Provided records Block Start

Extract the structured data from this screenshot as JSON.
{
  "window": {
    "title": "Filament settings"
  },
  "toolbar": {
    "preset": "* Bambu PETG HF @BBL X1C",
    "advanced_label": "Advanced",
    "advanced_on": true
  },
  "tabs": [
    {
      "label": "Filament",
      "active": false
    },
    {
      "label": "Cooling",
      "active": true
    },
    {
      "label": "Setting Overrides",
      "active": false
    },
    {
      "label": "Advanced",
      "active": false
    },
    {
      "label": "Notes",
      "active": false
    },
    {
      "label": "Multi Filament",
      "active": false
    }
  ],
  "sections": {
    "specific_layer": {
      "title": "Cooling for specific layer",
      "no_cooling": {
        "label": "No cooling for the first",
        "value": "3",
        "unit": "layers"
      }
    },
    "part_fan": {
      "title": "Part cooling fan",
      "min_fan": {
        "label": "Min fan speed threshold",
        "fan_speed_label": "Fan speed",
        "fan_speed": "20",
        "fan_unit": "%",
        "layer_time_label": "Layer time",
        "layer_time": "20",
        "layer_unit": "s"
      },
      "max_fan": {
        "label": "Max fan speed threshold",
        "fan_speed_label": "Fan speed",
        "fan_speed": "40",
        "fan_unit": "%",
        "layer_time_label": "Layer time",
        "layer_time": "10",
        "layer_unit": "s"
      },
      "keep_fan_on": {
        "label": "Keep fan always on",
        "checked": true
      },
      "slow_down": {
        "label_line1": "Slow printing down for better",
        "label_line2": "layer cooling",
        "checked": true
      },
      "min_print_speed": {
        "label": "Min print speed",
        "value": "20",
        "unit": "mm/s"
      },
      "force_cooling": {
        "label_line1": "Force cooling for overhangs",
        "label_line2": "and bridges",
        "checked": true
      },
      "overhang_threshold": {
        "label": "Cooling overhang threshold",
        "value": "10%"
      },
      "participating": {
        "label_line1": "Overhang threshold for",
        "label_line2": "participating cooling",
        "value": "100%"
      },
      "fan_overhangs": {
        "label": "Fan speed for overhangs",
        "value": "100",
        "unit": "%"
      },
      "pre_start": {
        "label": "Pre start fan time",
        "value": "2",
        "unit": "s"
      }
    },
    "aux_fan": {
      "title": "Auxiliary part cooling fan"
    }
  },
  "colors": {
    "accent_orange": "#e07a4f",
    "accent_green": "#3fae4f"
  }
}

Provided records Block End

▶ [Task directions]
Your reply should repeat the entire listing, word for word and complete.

▶ [Answer]
Extract the structured data from this screenshot as JSON.
{
  "window": {
    "title": "Filament settings"
  },
  "toolbar": {
    "preset": "* Bambu PETG HF @BBL X1C",
    "advanced_label": "Advanced",
    "advanced_on": true
  },
  "tabs": [
    {
      "label": "Filament",
      "active": false
    },
    {
      "label": "Cooling",
      "active": true
    },
    {
      "label": "Setting Overrides",
      "active": false
    },
    {
      "label": "Advanced",
      "active": false
    },
    {
      "label": "Notes",
      "active": false
    },
    {
      "label": "Multi Filament",
      "active": false
    }
  ],
  "sections": {
    "specific_layer": {
      "title": "Cooling for specific layer",
      "no_cooling": {
        "label": "No cooling for the first",
        "value": "3",
        "unit": "layers"
      }
    },
    "part_fan": {
      "title": "Part cooling fan",
      "min_fan": {
        "label": "Min fan speed threshold",
        "fan_speed_label": "Fan speed",
        "fan_speed": "20",
        "fan_unit": "%",
        "layer_time_label": "Layer time",
        "layer_time": "20",
        "layer_unit": "s"
      },
      "max_fan": {
        "label": "Max fan speed threshold",
        "fan_speed_label": "Fan speed",
        "fan_speed": "40",
        "fan_unit": "%",
        "layer_time_label": "Layer time",
        "layer_time": "10",
        "layer_unit": "s"
      },
      "keep_fan_on": {
        "label": "Keep fan always on",
        "checked": true
      },
      "slow_down": {
        "label_line1": "Slow printing down for better",
        "label_line2": "layer cooling",
        "checked": true
      },
      "min_print_speed": {
        "label": "Min print speed",
        "value": "20",
        "unit": "mm/s"
      },
      "force_cooling": {
        "label_line1": "Force cooling for overhangs",
        "label_line2": "and bridges",
        "checked": true
      },
      "overhang_threshold": {
        "label": "Cooling overhang threshold",
        "value": "10%"
      },
      "participating": {
        "label_line1": "Overhang threshold for",
        "label_line2": "participating cooling",
        "value": "100%"
      },
      "fan_overhangs": {
        "label": "Fan speed for overhangs",
        "value": "100",
        "unit": "%"
      },
      "pre_start": {
        "label": "Pre start fan time",
        "value": "2",
        "unit": "s"
      }
    },
    "aux_fan": {
      "title": "Auxiliary part cooling fan"
    }
  },
  "colors": {
    "accent_orange": "#e07a4f",
    "accent_green": "#3fae4f"
  }
}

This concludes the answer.